## YOUR OBJECTIVE
While reading through the material below, copy each line that holds the word "screenshot".

## RECORDS PROVIDED
----

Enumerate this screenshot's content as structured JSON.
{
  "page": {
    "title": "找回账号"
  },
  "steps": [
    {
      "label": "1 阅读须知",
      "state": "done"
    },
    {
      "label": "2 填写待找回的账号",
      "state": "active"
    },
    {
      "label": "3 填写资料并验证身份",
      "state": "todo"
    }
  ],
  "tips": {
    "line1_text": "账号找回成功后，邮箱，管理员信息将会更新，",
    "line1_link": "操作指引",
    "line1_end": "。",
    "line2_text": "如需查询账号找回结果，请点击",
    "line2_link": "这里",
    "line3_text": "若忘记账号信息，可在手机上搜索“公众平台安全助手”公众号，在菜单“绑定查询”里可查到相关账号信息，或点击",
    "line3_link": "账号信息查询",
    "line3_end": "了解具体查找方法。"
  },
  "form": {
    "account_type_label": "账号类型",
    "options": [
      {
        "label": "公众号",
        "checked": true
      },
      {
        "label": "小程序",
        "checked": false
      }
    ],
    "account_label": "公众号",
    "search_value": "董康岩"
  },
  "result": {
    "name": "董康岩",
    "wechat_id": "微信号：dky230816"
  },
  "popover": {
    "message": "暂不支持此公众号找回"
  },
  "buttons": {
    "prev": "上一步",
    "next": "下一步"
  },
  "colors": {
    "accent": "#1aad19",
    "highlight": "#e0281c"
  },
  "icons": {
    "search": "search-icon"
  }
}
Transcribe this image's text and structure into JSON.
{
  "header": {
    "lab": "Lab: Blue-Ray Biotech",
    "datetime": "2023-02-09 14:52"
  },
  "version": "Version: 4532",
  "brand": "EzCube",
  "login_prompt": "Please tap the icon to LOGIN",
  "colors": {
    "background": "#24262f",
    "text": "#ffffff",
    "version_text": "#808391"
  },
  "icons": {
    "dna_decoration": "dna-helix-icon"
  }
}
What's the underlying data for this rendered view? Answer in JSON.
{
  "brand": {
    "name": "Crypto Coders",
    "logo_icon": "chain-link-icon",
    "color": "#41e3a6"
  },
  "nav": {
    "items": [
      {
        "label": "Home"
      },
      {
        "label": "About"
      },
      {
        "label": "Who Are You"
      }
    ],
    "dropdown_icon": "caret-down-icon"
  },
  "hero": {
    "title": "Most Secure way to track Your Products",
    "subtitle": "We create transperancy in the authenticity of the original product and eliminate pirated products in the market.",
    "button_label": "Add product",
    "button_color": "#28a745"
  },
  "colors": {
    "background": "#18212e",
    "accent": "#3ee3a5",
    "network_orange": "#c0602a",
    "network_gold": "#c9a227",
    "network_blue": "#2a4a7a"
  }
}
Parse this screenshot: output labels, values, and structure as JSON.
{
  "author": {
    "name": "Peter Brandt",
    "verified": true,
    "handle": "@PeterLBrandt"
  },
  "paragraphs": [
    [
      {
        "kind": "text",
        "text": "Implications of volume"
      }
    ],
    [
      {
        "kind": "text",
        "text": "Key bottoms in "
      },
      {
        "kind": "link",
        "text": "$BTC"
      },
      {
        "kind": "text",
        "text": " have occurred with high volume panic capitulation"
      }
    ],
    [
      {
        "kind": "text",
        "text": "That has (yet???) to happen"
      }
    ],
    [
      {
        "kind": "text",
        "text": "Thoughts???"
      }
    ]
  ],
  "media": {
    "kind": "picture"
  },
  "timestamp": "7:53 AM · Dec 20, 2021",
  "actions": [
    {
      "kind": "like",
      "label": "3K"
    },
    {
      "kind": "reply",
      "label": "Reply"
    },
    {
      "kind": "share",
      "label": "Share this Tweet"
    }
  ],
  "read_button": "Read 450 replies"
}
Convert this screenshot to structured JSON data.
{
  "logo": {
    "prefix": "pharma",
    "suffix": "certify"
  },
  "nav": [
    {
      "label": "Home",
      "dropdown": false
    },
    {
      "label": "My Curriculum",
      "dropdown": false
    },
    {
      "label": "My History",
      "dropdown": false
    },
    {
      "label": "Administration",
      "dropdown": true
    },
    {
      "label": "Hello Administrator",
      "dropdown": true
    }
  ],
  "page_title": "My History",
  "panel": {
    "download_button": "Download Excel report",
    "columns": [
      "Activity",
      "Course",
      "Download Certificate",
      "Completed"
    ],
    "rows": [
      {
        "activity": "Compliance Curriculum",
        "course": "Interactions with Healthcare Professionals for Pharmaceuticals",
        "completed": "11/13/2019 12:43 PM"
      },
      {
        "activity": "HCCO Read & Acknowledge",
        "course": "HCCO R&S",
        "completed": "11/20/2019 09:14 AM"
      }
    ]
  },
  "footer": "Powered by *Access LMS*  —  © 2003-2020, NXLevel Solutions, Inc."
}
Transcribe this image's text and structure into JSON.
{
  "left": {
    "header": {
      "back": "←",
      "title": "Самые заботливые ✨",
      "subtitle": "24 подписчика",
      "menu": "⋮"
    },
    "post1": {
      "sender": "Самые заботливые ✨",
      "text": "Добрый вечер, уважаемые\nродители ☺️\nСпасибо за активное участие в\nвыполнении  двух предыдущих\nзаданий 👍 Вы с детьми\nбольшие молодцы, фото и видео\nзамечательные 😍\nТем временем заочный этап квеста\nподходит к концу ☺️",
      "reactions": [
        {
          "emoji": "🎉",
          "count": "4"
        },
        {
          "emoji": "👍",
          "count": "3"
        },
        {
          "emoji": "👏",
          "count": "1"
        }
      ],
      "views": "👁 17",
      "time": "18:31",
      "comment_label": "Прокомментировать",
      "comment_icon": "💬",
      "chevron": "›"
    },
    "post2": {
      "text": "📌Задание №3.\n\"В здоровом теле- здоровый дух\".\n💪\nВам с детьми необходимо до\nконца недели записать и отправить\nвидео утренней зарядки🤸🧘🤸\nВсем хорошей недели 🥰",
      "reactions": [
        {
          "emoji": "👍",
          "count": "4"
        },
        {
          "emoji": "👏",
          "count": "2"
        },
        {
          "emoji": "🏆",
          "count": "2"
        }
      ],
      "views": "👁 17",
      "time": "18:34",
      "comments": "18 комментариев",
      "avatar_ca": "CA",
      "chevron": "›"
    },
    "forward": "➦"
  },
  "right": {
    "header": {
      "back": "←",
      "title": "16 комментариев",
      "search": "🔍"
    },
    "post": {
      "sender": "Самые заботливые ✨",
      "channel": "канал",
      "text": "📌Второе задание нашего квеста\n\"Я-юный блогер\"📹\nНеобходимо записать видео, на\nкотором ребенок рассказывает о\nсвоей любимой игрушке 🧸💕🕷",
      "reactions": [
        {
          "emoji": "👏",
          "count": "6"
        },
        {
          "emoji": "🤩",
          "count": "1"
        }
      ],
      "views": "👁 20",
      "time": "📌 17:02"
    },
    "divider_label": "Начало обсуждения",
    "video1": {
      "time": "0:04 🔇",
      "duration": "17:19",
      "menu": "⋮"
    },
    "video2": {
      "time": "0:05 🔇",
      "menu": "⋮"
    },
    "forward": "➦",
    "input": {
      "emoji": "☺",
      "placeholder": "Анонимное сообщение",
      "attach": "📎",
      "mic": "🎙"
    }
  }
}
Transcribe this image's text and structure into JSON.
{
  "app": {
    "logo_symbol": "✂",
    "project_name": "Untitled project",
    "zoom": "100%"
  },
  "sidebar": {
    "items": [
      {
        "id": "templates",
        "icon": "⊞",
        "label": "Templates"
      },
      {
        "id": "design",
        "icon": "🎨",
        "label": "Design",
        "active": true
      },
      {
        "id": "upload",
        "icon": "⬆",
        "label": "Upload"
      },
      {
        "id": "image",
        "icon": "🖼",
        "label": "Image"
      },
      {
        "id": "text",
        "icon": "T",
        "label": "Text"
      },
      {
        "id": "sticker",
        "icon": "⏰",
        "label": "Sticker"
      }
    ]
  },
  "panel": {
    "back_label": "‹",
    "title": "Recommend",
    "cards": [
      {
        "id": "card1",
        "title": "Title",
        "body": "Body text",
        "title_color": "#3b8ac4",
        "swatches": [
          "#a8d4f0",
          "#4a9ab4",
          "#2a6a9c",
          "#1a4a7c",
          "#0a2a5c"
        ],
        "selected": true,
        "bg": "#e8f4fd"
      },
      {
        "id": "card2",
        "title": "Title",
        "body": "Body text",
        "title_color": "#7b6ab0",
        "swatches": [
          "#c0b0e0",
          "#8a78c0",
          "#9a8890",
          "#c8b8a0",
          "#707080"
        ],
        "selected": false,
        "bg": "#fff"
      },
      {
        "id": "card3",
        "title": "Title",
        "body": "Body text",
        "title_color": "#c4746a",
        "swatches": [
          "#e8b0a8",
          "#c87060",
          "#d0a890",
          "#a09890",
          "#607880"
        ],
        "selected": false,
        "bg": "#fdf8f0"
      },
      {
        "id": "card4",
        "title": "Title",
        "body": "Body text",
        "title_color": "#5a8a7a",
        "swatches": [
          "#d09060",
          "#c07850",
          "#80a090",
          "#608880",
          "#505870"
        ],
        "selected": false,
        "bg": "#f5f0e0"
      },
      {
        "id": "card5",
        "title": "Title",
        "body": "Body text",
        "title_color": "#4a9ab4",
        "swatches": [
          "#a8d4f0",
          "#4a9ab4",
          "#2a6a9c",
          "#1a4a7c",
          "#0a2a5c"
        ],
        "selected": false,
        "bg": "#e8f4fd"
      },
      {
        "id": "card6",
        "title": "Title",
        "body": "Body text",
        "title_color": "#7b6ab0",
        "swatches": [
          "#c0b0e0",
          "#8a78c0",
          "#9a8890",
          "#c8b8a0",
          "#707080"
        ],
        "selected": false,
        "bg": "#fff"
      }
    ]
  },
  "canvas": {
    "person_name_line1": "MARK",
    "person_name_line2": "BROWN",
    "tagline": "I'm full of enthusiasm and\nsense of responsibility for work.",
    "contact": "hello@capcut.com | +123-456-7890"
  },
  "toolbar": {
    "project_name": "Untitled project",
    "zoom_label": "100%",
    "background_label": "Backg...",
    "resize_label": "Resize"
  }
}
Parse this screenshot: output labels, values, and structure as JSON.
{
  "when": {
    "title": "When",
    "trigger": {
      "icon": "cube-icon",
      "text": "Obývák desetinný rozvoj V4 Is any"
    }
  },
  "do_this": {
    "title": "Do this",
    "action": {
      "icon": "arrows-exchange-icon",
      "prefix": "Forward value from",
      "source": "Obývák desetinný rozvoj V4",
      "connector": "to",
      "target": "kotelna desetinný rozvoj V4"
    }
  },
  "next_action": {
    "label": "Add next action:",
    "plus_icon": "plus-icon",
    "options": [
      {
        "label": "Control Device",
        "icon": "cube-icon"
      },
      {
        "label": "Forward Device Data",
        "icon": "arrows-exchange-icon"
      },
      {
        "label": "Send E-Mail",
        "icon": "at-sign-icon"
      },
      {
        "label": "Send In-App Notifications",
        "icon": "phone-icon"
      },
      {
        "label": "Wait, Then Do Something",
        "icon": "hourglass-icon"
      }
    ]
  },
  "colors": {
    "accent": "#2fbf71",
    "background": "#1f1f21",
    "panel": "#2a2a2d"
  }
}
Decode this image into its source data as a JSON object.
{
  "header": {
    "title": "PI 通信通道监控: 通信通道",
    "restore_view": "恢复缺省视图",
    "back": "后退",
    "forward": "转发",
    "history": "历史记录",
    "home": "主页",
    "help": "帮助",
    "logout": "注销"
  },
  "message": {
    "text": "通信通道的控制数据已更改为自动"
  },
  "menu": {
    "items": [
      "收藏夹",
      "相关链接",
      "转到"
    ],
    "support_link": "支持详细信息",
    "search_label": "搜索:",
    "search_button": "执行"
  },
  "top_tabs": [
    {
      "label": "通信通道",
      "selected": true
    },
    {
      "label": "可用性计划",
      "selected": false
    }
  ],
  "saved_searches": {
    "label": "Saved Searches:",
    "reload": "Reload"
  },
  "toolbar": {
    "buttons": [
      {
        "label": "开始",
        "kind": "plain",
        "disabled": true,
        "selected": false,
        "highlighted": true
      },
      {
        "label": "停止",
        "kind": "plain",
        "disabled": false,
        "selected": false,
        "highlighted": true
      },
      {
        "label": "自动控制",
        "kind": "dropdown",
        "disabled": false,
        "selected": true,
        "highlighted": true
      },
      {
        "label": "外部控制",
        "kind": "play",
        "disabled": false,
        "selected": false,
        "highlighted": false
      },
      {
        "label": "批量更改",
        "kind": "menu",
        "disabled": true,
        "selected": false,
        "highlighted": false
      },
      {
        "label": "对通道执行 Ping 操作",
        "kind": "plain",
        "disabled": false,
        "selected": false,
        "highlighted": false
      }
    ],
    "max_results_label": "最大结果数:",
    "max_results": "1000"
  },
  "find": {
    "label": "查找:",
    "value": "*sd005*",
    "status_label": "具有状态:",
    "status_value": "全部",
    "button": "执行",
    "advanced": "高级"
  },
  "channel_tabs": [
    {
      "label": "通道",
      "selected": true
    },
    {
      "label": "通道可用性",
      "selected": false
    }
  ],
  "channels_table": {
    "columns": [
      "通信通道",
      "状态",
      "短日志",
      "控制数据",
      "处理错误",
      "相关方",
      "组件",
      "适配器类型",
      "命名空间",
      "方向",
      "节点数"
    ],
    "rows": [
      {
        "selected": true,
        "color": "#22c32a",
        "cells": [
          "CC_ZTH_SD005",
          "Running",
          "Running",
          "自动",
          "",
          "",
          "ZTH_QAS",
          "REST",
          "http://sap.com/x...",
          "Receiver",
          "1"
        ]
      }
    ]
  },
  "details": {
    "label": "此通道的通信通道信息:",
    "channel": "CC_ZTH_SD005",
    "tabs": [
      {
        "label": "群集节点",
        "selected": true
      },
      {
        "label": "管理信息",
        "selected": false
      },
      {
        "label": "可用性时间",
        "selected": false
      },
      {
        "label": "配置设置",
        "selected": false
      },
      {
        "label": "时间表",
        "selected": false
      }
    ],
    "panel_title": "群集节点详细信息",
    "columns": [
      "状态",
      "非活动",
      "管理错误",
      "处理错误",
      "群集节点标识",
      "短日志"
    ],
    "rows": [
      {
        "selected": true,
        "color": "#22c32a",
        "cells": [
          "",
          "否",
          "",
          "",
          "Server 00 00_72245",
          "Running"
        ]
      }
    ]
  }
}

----

## TASK OUTPUT
Enumerate this screenshot's content as structured JSON.
Parse this screenshot: output labels, values, and structure as JSON.
Convert this screenshot to structured JSON data.
Parse this screenshot: output labels, values, and structure as JSON.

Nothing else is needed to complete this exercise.